§ About this task:
Leave the pictures out and repeat the rest of the data below exactly.

*** Material shown

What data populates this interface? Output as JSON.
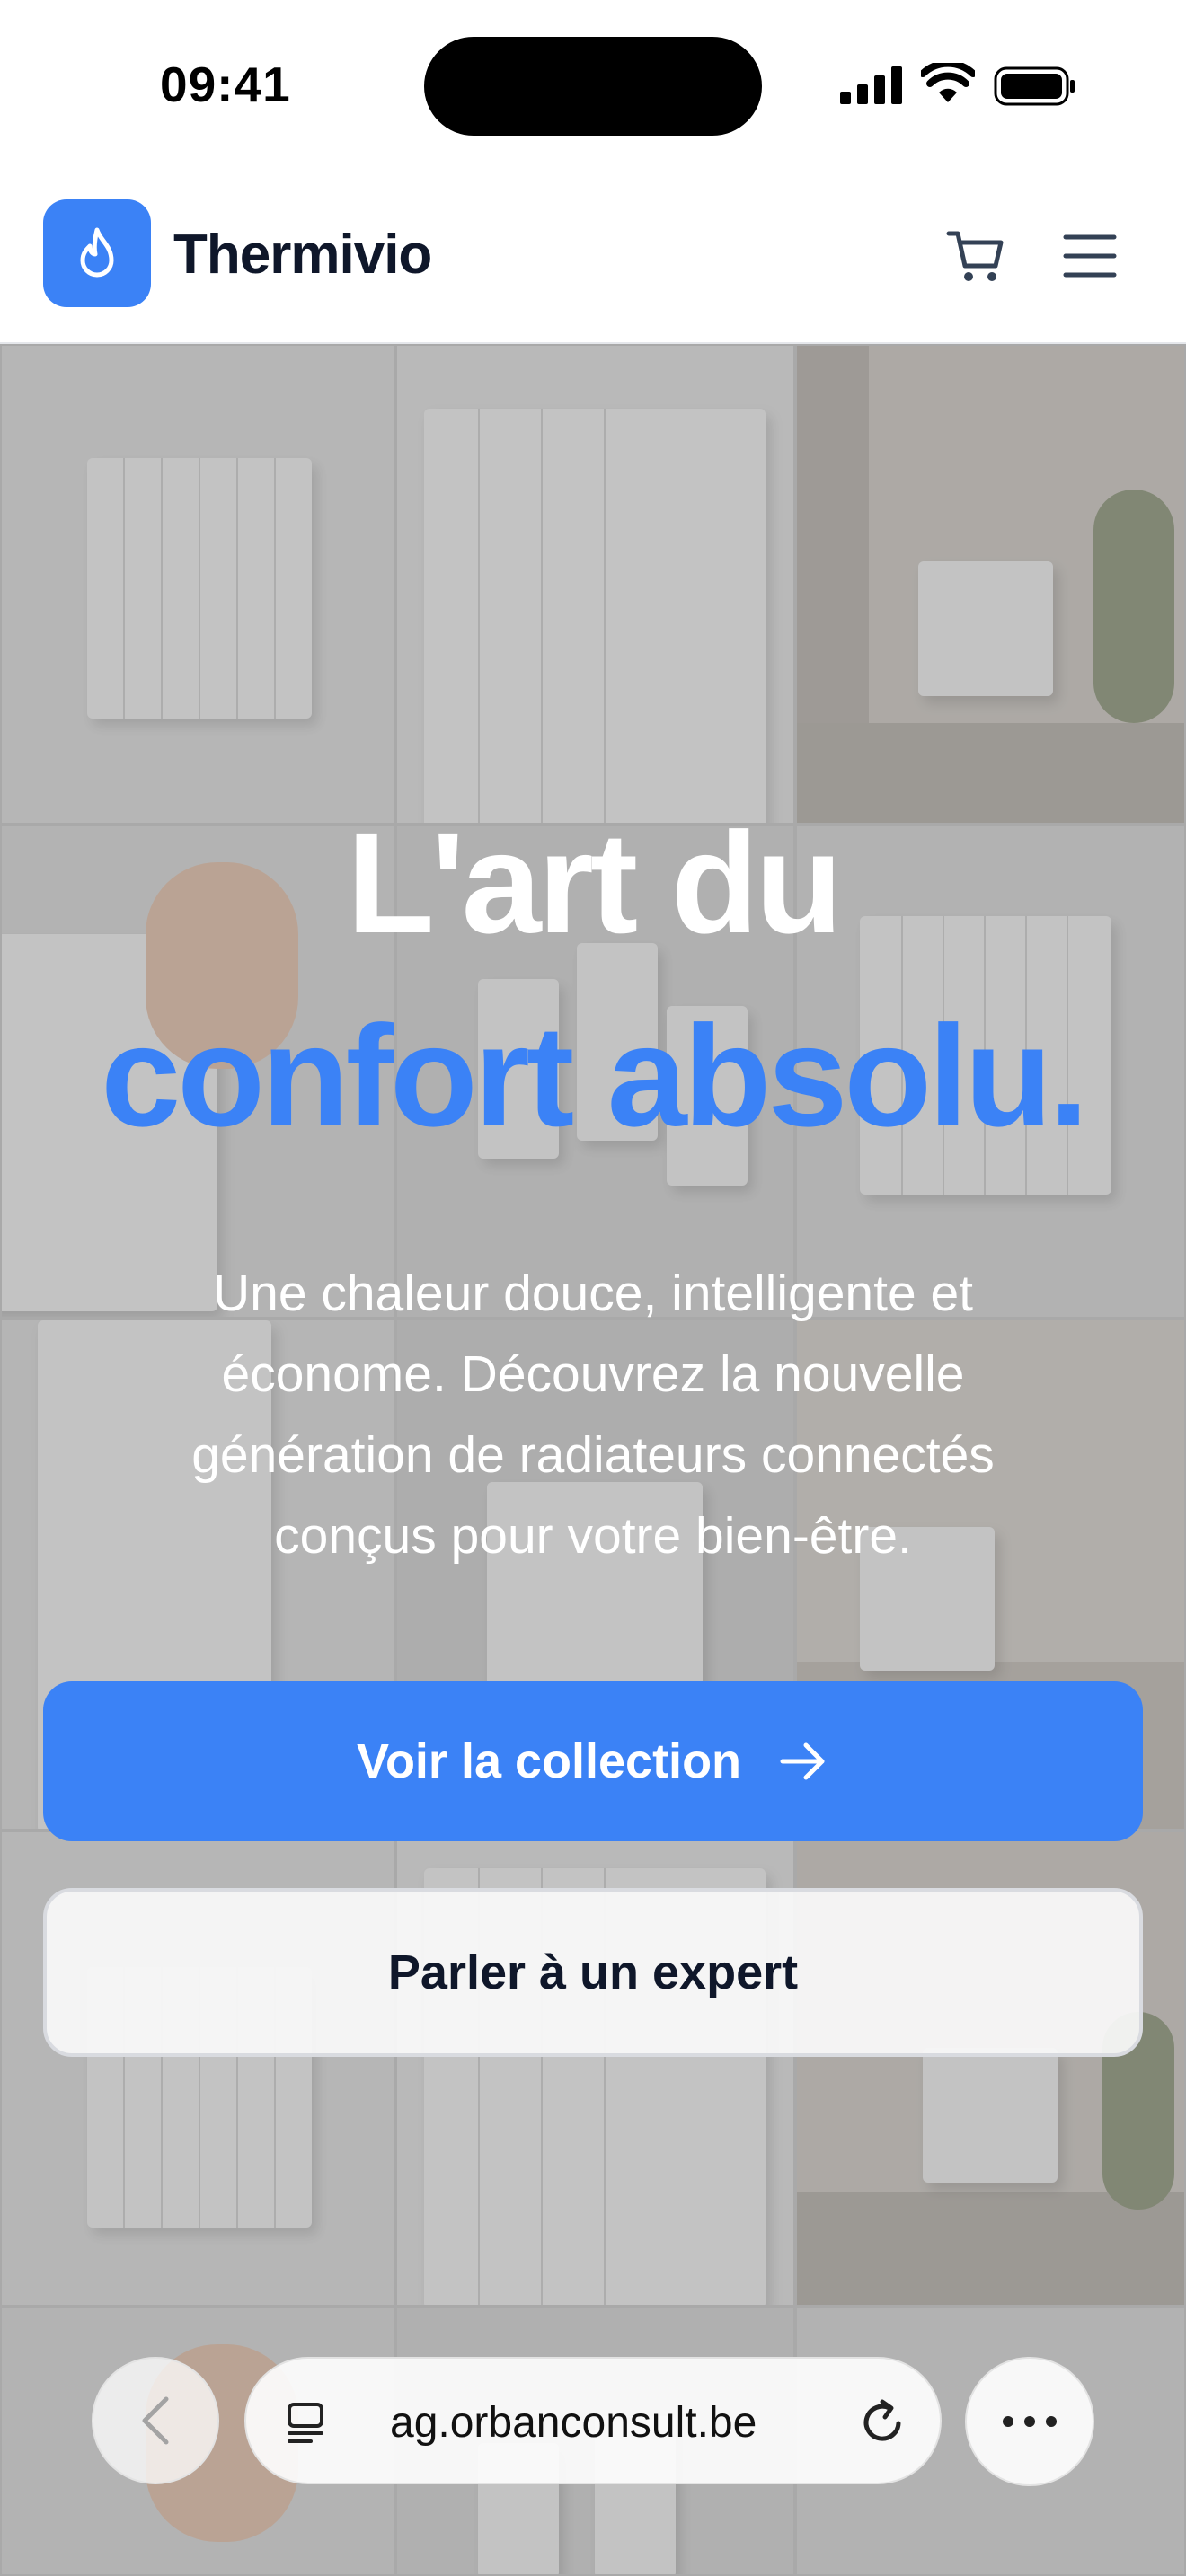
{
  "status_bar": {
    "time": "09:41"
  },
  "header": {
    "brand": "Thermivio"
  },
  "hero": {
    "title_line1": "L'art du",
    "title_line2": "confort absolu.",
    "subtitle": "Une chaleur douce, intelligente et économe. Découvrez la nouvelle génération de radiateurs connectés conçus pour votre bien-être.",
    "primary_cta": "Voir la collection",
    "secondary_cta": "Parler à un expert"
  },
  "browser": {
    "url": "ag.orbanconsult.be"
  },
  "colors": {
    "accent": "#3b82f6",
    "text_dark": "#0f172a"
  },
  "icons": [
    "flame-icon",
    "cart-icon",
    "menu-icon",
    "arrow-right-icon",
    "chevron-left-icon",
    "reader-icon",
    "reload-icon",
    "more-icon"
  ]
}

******

§ Result:
What data populates this interface? Output as JSON.
{
  "status_bar": {
    "time": "09:41"
  },
  "header": {
    "brand": "Thermivio"
  },
  "hero": {
    "title_line1": "L'art du",
    "title_line2": "confort absolu.",
    "subtitle": "Une chaleur douce, intelligente et économe. Découvrez la nouvelle génération de radiateurs connectés conçus pour votre bien-être.",
    "primary_cta": "Voir la collection",
    "secondary_cta": "Parler à un expert"
  },
  "browser": {
    "url": "ag.orbanconsult.be"
  },
  "colors": {
    "accent": "#3b82f6",
    "text_dark": "#0f172a"
  },
  "icons": [
    "flame-icon",
    "cart-icon",
    "menu-icon",
    "arrow-right-icon",
    "chevron-left-icon",
    "reader-icon",
    "reload-icon",
    "more-icon"
  ]
}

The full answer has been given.